Mark Pitt, assistant general secretary of the PDA, said the situation is ‘very different’ to the many other LloydsPharmacy disposals, for which there has always been a buyer.

‘Therefore, patients and communities have seen no reduction in availability, the pharmacy network has not lost capacity and there were no job losses,’ he said.

He added: ‘This situation is different and means significant reductions in access to pharmacy for patients and we expect those who represent communities to be concerned about the loss of a key part of their local NHS service.

‘Forward-thinking governments around the UK are seeking to make greater use of pharmacies as the most accessible contact point to the NHS, to reduce pressure on other parts of the healthcare system, so there should be greater community pharmacy capacity, not less.’

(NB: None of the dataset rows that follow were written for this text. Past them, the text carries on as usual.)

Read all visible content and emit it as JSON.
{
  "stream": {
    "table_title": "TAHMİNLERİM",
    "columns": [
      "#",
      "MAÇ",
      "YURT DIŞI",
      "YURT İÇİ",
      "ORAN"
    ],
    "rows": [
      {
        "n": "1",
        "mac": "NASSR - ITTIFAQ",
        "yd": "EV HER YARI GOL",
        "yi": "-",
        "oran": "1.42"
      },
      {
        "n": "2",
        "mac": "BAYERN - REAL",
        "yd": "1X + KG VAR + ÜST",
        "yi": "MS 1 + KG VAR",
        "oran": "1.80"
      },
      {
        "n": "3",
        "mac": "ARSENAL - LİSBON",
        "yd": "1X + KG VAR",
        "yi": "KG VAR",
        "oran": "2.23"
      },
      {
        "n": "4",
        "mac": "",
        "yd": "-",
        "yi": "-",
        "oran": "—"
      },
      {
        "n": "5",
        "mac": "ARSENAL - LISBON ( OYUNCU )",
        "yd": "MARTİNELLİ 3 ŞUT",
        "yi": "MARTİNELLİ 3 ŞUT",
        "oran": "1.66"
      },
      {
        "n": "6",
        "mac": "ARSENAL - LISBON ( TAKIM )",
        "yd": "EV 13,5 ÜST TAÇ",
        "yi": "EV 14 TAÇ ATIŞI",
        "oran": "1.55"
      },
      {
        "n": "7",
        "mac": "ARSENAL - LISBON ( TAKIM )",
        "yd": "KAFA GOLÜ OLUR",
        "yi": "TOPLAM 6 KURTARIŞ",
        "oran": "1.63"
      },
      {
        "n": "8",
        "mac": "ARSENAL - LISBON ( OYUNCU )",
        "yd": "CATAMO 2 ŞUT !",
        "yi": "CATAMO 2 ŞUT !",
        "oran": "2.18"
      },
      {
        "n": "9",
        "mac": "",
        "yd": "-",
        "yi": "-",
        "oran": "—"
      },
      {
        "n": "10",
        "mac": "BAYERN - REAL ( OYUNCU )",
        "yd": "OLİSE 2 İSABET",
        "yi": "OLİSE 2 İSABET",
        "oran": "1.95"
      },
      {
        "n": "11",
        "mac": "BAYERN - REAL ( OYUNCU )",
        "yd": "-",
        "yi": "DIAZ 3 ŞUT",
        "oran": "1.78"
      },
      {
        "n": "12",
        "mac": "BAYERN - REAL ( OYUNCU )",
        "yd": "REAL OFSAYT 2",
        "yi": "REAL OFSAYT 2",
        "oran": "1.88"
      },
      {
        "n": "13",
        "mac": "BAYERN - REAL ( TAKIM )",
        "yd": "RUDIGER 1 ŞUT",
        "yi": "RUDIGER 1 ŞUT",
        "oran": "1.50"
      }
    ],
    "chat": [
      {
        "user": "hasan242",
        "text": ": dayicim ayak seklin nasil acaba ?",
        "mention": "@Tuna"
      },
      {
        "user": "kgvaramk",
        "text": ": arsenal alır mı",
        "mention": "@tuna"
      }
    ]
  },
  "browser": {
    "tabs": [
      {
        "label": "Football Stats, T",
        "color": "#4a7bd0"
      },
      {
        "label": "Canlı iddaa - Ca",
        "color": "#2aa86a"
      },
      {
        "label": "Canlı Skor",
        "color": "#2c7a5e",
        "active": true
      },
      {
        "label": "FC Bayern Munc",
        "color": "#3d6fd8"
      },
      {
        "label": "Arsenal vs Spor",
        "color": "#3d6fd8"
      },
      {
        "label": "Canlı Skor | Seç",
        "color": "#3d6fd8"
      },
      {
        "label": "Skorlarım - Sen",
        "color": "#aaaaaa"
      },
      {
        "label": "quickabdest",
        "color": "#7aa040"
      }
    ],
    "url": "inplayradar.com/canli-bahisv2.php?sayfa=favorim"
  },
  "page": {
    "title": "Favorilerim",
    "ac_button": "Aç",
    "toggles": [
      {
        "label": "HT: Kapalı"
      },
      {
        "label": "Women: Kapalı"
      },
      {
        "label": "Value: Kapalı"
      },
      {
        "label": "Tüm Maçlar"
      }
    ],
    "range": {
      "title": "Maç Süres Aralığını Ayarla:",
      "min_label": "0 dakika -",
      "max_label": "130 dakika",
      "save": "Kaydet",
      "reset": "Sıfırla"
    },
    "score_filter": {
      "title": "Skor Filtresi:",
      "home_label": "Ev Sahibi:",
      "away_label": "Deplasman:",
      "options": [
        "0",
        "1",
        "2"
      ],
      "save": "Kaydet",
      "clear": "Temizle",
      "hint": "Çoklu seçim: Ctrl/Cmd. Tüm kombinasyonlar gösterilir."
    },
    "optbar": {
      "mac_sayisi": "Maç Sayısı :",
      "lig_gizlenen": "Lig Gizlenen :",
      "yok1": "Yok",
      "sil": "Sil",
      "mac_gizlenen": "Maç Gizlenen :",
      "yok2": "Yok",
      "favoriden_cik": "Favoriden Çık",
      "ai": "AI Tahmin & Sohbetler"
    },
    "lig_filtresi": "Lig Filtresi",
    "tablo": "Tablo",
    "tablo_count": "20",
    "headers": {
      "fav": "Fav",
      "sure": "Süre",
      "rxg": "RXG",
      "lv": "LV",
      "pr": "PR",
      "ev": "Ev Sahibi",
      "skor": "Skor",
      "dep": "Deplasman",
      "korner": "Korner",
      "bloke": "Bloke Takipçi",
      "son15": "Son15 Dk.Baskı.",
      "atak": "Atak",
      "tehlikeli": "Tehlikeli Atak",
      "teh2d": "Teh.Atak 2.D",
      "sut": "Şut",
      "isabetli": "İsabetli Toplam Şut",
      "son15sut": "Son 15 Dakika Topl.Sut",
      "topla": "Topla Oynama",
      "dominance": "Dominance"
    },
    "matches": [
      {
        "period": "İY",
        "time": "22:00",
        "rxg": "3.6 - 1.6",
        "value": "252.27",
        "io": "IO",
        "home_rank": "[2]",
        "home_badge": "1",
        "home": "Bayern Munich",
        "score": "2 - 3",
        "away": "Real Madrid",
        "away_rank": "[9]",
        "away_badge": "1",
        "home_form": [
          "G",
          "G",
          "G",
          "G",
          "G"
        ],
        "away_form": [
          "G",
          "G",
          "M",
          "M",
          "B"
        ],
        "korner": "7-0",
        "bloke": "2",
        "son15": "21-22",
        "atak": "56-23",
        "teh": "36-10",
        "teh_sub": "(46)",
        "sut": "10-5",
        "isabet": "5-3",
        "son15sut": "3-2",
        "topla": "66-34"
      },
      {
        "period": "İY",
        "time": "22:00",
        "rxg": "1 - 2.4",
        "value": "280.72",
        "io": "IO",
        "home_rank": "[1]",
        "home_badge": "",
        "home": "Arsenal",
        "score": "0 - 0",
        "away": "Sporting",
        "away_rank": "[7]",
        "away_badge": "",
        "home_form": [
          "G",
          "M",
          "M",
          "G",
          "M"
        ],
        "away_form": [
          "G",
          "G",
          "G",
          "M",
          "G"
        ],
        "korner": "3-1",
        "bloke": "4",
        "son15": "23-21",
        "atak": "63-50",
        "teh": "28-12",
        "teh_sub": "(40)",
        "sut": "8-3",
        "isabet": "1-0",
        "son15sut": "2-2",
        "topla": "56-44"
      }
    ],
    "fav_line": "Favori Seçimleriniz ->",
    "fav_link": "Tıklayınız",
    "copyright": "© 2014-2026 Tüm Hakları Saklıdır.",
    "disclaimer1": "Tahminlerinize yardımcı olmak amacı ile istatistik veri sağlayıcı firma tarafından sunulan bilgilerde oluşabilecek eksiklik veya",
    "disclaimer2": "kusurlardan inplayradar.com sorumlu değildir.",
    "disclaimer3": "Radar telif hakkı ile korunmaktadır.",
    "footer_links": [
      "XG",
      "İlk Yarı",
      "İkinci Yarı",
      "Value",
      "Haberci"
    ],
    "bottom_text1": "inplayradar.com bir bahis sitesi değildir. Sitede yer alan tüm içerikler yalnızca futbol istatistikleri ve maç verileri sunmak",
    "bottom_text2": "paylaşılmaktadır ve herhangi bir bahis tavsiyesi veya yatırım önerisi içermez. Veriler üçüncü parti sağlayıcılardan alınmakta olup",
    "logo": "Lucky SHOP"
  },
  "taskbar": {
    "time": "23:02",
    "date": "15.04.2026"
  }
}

The PDA said it is aware of ‘intensive speculation in pharmacy circles’ that further closures may follow.

It is calling on the government to ‘publicly confirm what steps they are taking to ensure pharmacies that may be closed or sold are being adequately staffed, stocked and maintained in the meantime’.

A statement from the PDA said: ‘As politicians talk about asking community pharmacy to take on more of the NHS workload, the government need to clarify what is being done to ensure the overall sector has the capacity to do so. Capacity lost in supermarkets needs to be gained on the high street or elsewhere in the community.’

It added: ‘The NHS is also responsible for the funding level of the contract with community pharmacy operators, and in England under the previous chief pharmaceutical officer, it chose to underfund the contract, causing predictable pressure on its viability, which is almost certain to be a factor in any corporation’s decision to dispose of pharmacies.’

The PDA comments come following the launch of The Save Our Pharmacy campaign by four leading national pharmacy bodies on January 18, which calls for fair NHS funding for pharmacies in England.

A spokesperson for the Department of Health and Social Care (DHSC) said: ‘Community pharmacies play a vital role in our healthcare system and we back them with £2.6 billion a year. On top of this, we have announced a further £100 million investment in the sector to help support services.

‘We are carefully monitoring access to pharmaceutical services. About 80 per cent of people live within 20 minutes of a community pharmacy and there remains twice as many pharmacies in deprived areas compared to less deprived areas.’